As for the existential angst that impressed some critics -- oh please. The Grey’s existentialism is the Cliff Notes variety, screaming out at us with as much subtlety as Neeson’s unreasonable ultimatum to God. Paul Newman did it right when he put his own stamp on the French philosophy in Cool Hand Luke. While intellectuals like Sartre and Camus were discussing existential concepts such as alienation, disregard of the rational, and man’s meaningless struggle in their cozy cafes, somewhere in the bowels of Georgia that ill-bred American was actually living it.
Kudos also to Clint Eastwood in Grand Torino playing Walter Kowalski as a kind of curmudgeonly Camus cut off from nature, his fellow men, his God, and his true self. Except instead of sitting around a Paris café chatting away about man’s isolation in an uncaring world, Walt lives it, sitting on his concrete stoop, his cooler full of beer on his right, his faithful and aging Labrador, Daisy, on his left.
Give it up, Liam. You’re not in their league, at least not in this film.
Don’t fall for this pretender, a mismatch of sappy sentimentality and paste-on philosophy. Not to mention the preposterous wolf puppets and the loser of an ending.
Maybe next year, Mr. Neeson.
When you think Alaska, you’ve got to think Salmon. Somehow I suspect, however, that our oil roughneck crew probably ate a lot of tough, grisly meat washed down with lots of cheap beer. Their only real meal after the crash was the slightly burnt carcass of a wolf they managed to kill just before it killed them. Maybe they should have been in the fishing business instead.
Even if they could not, let’s feast on this Alaskan staple, Salmon, smoky and sizzling on a cedar plank.
Pepper-Honey Cedar Plank Salmon
"I live in Alaska and have 3 sons that love to fish. I have had to come up with some pretty creative ways to prepare salmon. This is by far my family and friends’ favorite way to eat fresh salmon. I soak an untreated cedar plank in water and bourbon while they are out fishing for the day and fix the barbeque sauce so that's it is ready to get grilling." JMCCURTAIN
- 2 (12 inch) untreated cedar planks
- 1/4 cup pineapple juice

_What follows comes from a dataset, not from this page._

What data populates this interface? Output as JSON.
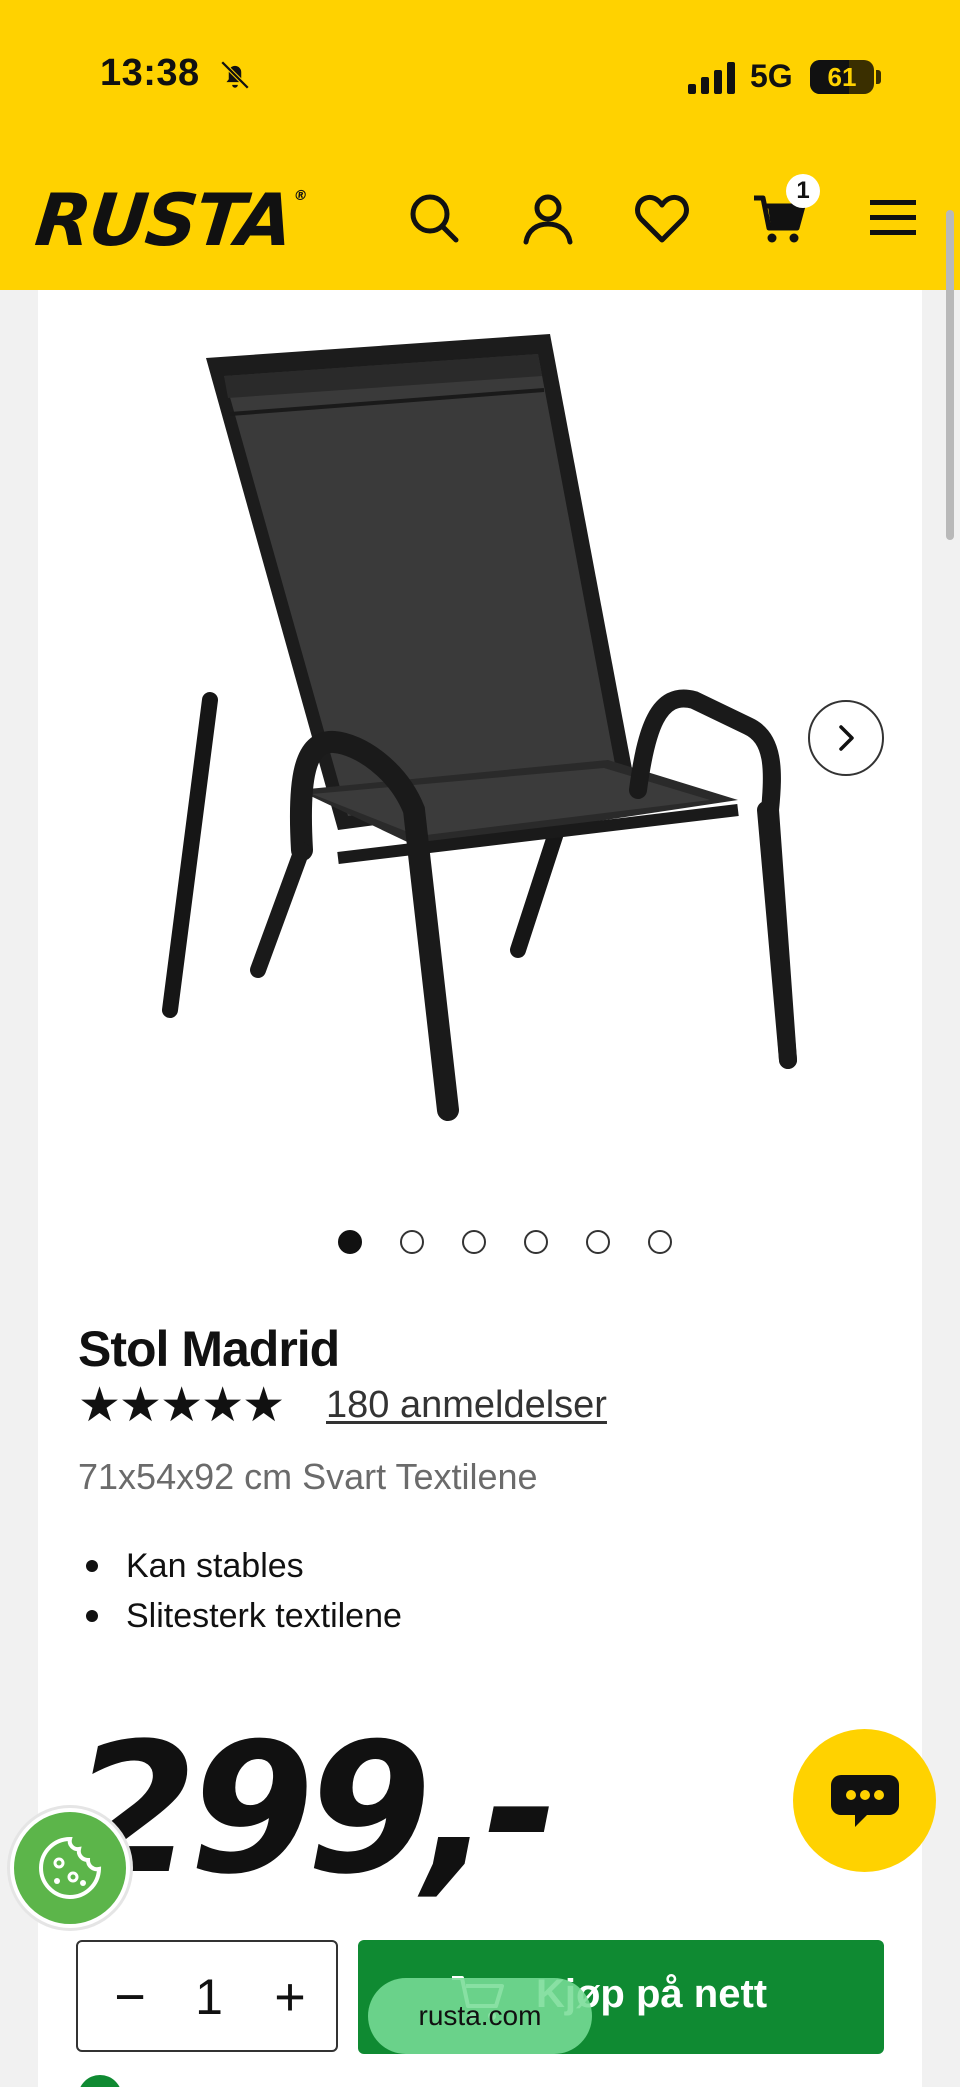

- 1/3 cup soy sauce
- 2 tablespoons white vinegar
- 2 tablespoons lemon juice
- 1 tablespoon olive oil
- 3/4 cup honey
- 1/4 cup packed brown sugar
- 1 teaspoon ground black pepper
- 1/2 teaspoon cayenne pepper
- 1/2 teaspoon paprika
- 1/4 teaspoon garlic powder
- 6 (6 ounce) skinless, boneless salmon fillets
- 1 pinch salt and pepper to taste
- Soak the cedar planks in warm water for 1 to 2 hours. Add a splash of bourbon to the water if desired.
- Bring the pineapple juice, soy sauce, vinegar, lemon juice, olive oil, and honey to a simmer in a saucepan over medium-high heat. Reduce the heat to medium-low, and stir in the sugar, 1 teaspoon black pepper, cayenne pepper, paprika, and garlic powder. Simmer, stirring occasionally, until the sauce has reduced to a syrupy consistency, about 15 minutes. Set the sauce aside.
- Preheat an outdoor grill for medium heat. Place the planks on the grate. They are ready to cook on when they start to smoke and crackle just a little.
- eason the salmon with a light sprinkling of salt and pepper. Place the fillets onto the smoking cedar planks, close the lid of the grill, and cook for 10 minutes. Spoon a small amount of the sauce over the salmon fillets, and continue cooking until the fish turns opaque in the center, about 5 minutes more. Serve with the remaining sauce.
Recipe Source: allrecipes.com